Then I bought a hybrid and after a year, I sold it and sprung for a more powerful 220v cabinet saw, built to handle full sheets of plywood.
Once I had it installed, I even built a nice melamine-topped outfeed table for it, complete with level adjustable feet.
For this saw, I had to run a 220v circuit to my garage, which was handy because that also allowed me to put in a hanging electric heater. Now I can work in the shop all winter long!
My Miter Saw
Here’s another tool I use very often. Usually, it’s for crosscutting to a rough dimension, not my final cuts.
I’ve got the Craftsman 21237 10″ sliding miter saw, which I review here. It’s been a great tool for me, and I’ve had it for at least 5 years now. It’s never given me any problems.
Best Craftsman 10″ Miter Saw
Dewalt 10″ Miter Saws Reviewed
My 2-car Garage Woodshop
My Dust Evacuation
Yes, I’ve included the all-important dust collection system on my woodworking tools list. This is one of the most important features of my wood shop. And yes, it’s a garage, which I usually do call a shop, since that’s mostly all it’s used for. My wife is gracious enough to let me use up both parking slots, so we park outside in the driveway. I am a lucky man, I know it.
But because it’s not a separate shop, we all walk thru it to get into the house (like any other attached garage). That means if the floors don’t stay pretty clean, the dust gets tracked into the house.
So dust evacuation is very important in my shop. I have 3 methods for dust control, each having separate purposes.
Small shop vac – I use this if I’m doing a lot of pocket holes, I’ll attach the small shop vac to the Kreg jig to keep the wood chips from piling up.
Shop Fox 120v dust collector – This is a blower and a filter bag. I’ve connected a long flexible 2″ shop vac hose to it. I use this for my orbital sander, router table, belt sander, spindle sander, and scroll saw.
Delta 120v dust collector – This is a blower with a filter bag plus a plastic lower bag to hold the larger wood chips and dust. This is hooked to a y-splitter, each 4″ run from there has a 4″ blast gate. One run goes to the miter saw dust box, the other runs to the dust port on the back of my table saw. This dust collector I have on a remote switch that I hang on a Carabiner on my belt loop. That way when I’m working on the table saw or miter saw, I can turn it on and off from anywhere in the shop.

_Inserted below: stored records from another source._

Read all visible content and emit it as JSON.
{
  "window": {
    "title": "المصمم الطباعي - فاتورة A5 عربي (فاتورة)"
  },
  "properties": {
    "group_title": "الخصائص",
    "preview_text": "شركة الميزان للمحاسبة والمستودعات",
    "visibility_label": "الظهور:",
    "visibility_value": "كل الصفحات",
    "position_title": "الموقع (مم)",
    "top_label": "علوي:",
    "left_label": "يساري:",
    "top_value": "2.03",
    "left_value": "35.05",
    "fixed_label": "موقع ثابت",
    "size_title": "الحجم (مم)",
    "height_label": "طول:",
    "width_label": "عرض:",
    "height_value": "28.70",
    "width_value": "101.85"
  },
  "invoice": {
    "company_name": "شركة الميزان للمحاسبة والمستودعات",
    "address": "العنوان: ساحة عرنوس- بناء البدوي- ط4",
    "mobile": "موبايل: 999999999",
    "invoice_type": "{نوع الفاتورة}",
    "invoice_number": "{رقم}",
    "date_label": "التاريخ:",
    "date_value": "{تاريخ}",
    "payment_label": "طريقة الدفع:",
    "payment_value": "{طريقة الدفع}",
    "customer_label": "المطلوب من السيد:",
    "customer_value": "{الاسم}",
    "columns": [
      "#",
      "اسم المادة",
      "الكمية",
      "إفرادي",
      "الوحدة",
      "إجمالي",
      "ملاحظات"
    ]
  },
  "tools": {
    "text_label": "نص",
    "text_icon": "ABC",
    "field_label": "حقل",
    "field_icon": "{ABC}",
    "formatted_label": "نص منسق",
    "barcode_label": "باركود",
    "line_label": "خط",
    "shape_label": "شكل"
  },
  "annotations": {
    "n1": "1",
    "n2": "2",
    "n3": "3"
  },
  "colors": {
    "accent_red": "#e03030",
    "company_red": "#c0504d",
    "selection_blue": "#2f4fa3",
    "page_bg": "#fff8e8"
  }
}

Subscribe below to keep updated with my content, plus you’ll get tips, tricks, and free plans sent directly to your inbox.